- Conversion factors for customary units
- Conversion factors for metric units
- Conversion factors necessary to convert between customary and metric units
The presentation of these three charts is for the purpose of conveying to my students that ll conversion factors are a type of ratio that can be used to solve problems that require converting by following the four problem solving steps to setting p and solving a proportion. This four step was introduced in a previous lesson.
Using the conversion factors presented in the charts, I will demonstrate to students how to solve problems that require converting from one unit of measure to another by using the concept of ratio relationship. I will complete three examples... One for each of the presented charts (one for converting within the customary system of measurement, one for converting withing the metric system of measurement, and one for converting between the two systems).
The examples that I will use for my demonstration are as follows:
- How many yards are in 4 feet?
- How many deciliters are in 48.7 kiloliters?
- How many centimeters are in 7 inches?
For each problem, I will provide a visual solution to illustrate the meaning of the problem and then I will solve the problems using ratios and proportions.
Try It Out
I will have my students attempt to convert measurements by trying the following problems:
- How many cups are in 9 pints?
- How many decagrams are in 324.7 centigrams?
- How many centimeters are in 50.8 inches?
During this time, I will be traveling the room to check to see if students are grasping the concept.

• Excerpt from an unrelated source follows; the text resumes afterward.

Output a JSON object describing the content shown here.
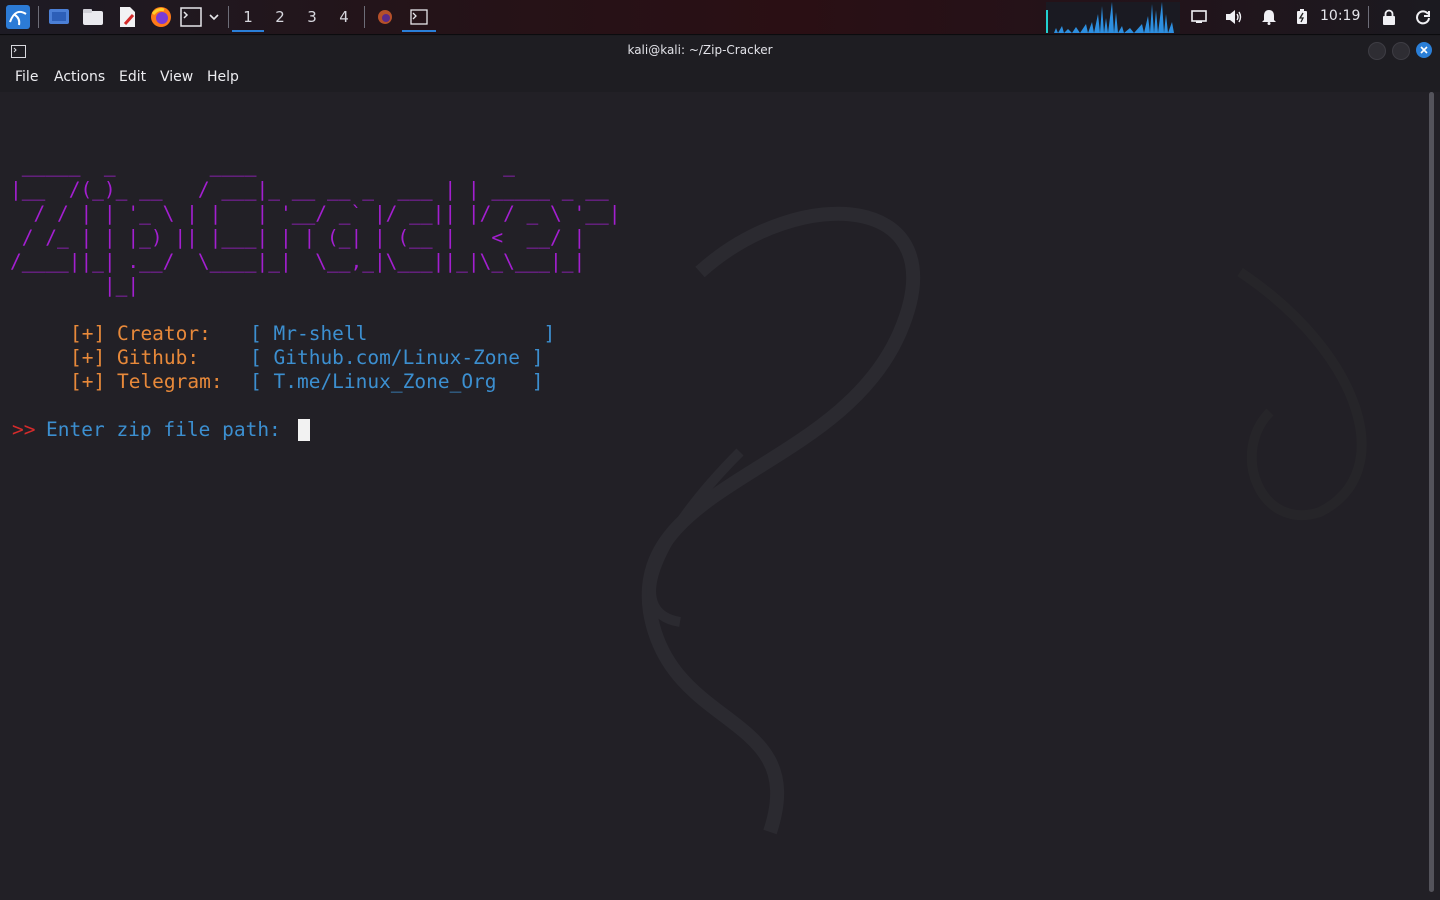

Then we will go over the answers to each of the problems. Those students who show that they are still struggling with the concept will work in a teacher led group so that I may have an opportunity to get rid of any misconceptions they may have and fill in any gaps in skills and prerequisite knowledge necessary to successfully complete the task for today.
For the independent practice, I am providing three options that can be used in many ways (i.e. different students can complete different assignments according to their ability and learning style, they can be used on different days so that students can explore this concept over more than one day, or they can be used during different parts of one lesson that would last for more than one day).

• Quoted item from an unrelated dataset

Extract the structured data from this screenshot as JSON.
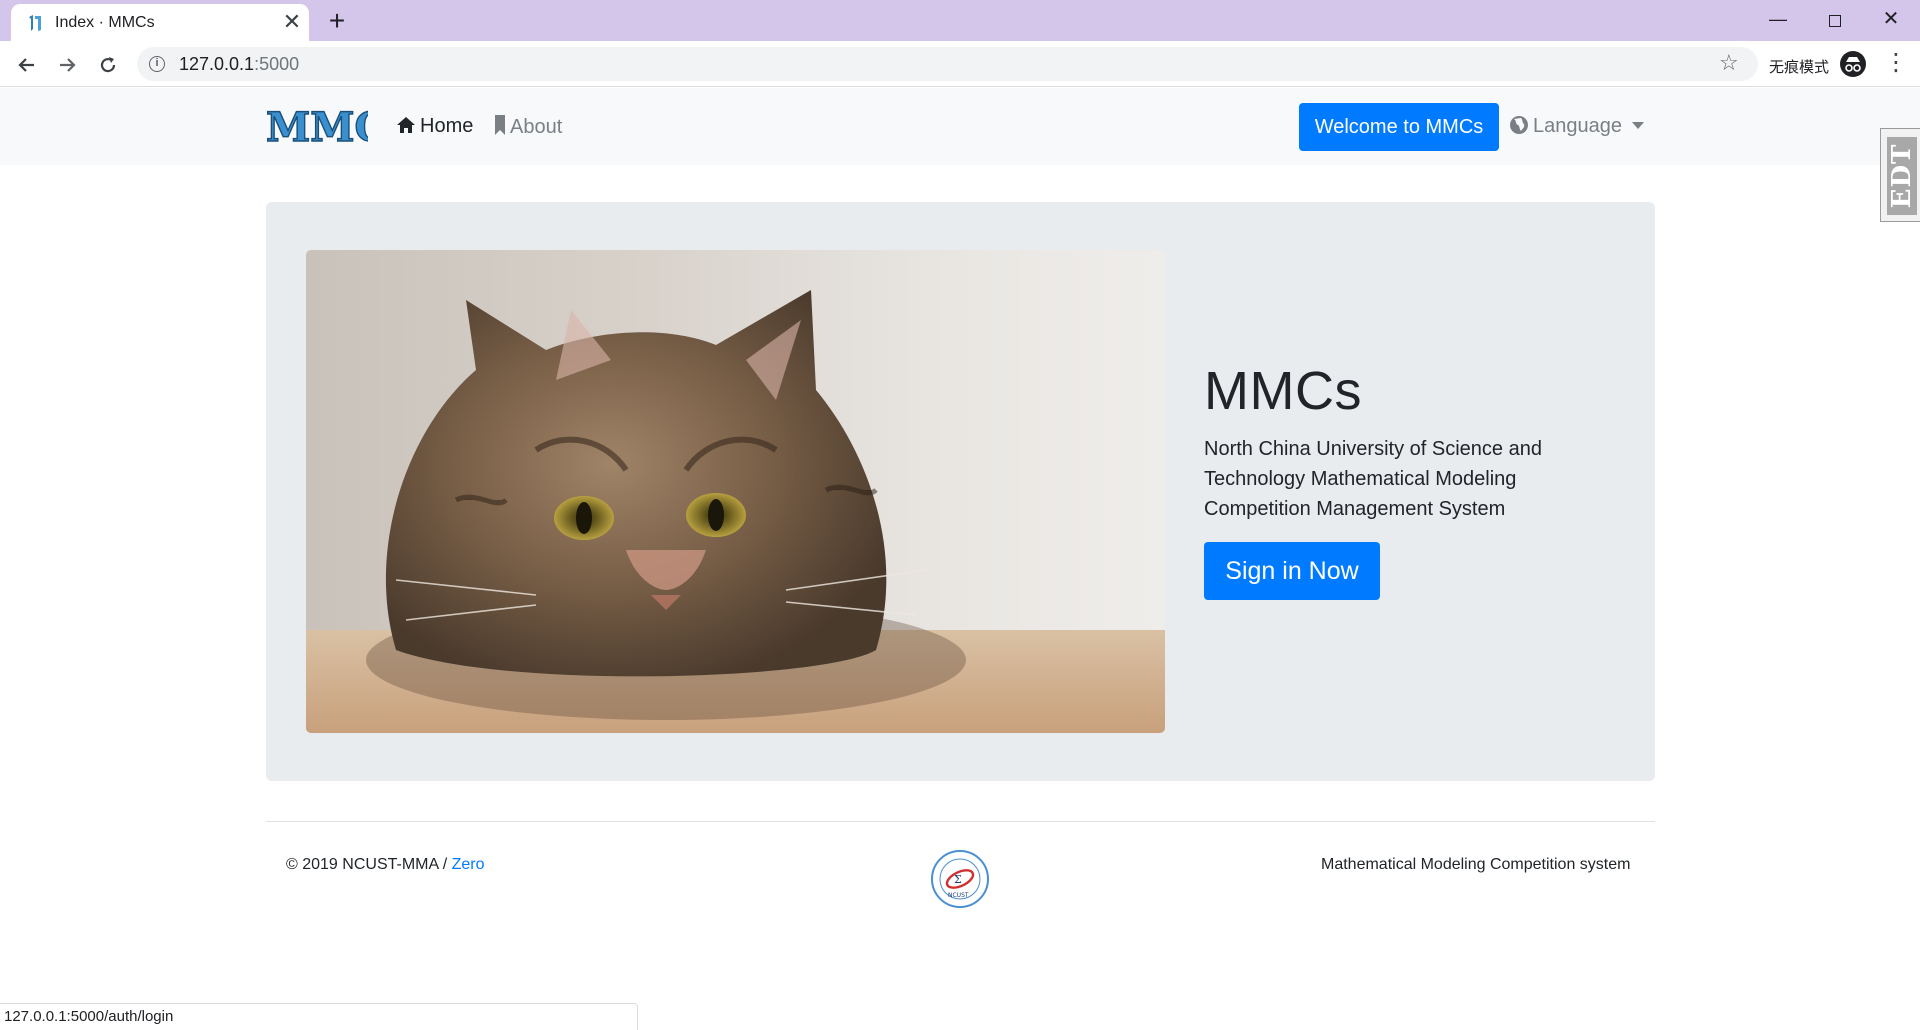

OPTION 1: This option is a task that highlights the concept surrounding ratio by measuring using unconventional means. For example, students will measure the length and width of a rectangle using nickels, M&M's, beans, paper clips... etc. Basically, you can have the students use any small object as a unit of measure and then, you would have the students create their own conversion factor based upon the different measurement. For instance one conversion factor might end up being 1 paper clip = 2.5 beans.
OPTION 2: This option is a task that is similar to the OPTION 1 task in that you are measuring using unconventional means. However, you are basically using your own body.
OPTION 3: This option is a worksheet. This worksheet can be used as a way of assessing student understanding individually while the other two options require a collaboration among the students.
My students will complete all three of these options. I will first have them complete Options 1 and 2, and I will use Option 3 as a formative assessment that they will complete individually.
These assignments will be completed over a two day period. I will have my students complete option 1 on day 1, option 2 will be completed on the second day after a brief review of the concept, and option 3 will be used at the end of day 2 to check for mastery.
To close out this lesson, the different students groups will present their work. Using the authentic responses to the presentation, I will facilitate a discussion using strategic questioning and well placed comments to foster a deeper understanding of the concept taught in this lesson.
Students should be able to convey what they have learned by explaining their work while using precise mathematical language. By now, my students realize that their work will be critiqued and should be ready to defend their solution strategies or concede their inaccuracies thereby correcting their thinking and understanding.